Work instruction ▸
The answer must be every line below that holds the word "JSON".

Dataset rows describing interfaces
------------------------------------------------

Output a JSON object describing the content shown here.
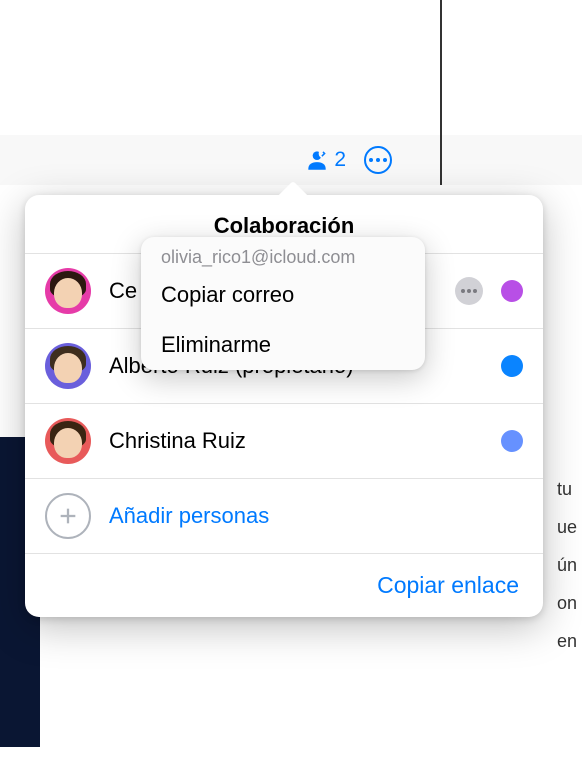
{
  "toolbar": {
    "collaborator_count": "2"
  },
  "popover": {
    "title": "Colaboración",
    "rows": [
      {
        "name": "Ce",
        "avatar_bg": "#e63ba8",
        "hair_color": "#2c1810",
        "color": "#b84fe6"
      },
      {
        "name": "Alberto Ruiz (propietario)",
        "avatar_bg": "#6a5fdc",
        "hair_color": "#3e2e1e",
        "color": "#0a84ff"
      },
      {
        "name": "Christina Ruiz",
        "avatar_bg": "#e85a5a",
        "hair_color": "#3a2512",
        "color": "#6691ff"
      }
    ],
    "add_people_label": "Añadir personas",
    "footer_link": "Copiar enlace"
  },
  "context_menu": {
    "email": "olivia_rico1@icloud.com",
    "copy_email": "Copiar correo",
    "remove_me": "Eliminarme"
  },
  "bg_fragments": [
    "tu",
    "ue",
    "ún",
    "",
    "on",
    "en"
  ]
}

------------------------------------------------

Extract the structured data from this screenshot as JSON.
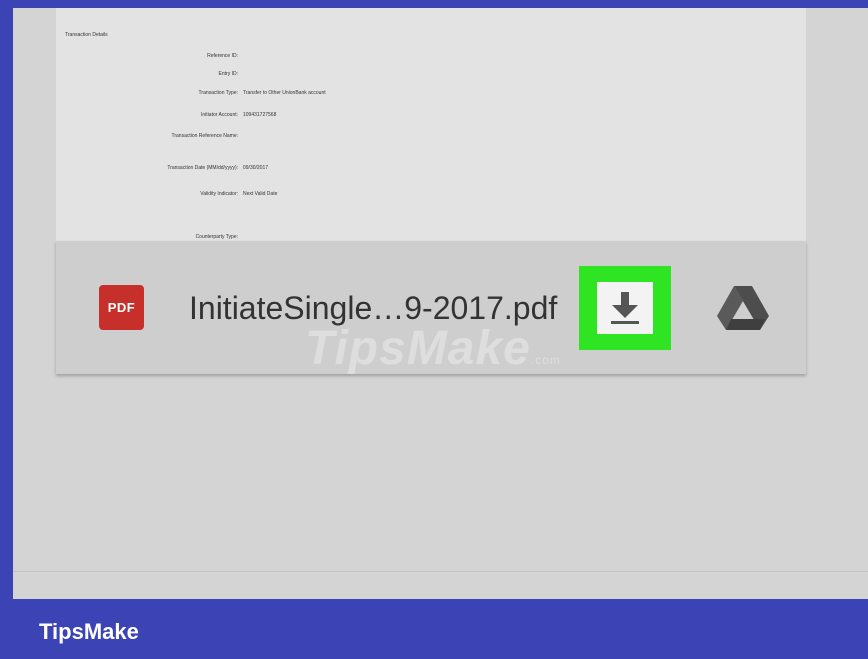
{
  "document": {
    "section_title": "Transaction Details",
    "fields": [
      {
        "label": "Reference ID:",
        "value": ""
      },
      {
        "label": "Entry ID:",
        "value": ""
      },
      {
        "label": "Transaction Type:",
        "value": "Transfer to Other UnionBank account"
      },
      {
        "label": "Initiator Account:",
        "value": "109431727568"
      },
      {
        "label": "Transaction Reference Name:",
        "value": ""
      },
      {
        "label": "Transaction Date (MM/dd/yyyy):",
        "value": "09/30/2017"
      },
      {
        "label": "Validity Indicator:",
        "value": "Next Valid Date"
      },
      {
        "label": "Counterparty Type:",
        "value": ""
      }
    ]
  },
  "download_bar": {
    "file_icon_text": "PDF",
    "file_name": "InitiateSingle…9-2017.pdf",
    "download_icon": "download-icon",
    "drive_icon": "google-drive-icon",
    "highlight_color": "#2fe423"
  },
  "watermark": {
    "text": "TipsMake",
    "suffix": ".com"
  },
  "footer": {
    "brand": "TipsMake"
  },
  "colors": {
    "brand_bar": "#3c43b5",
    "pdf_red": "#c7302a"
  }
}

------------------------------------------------

Solution below ▸
Output a JSON object describing the content shown here.
Extract the structured data from this screenshot as JSON.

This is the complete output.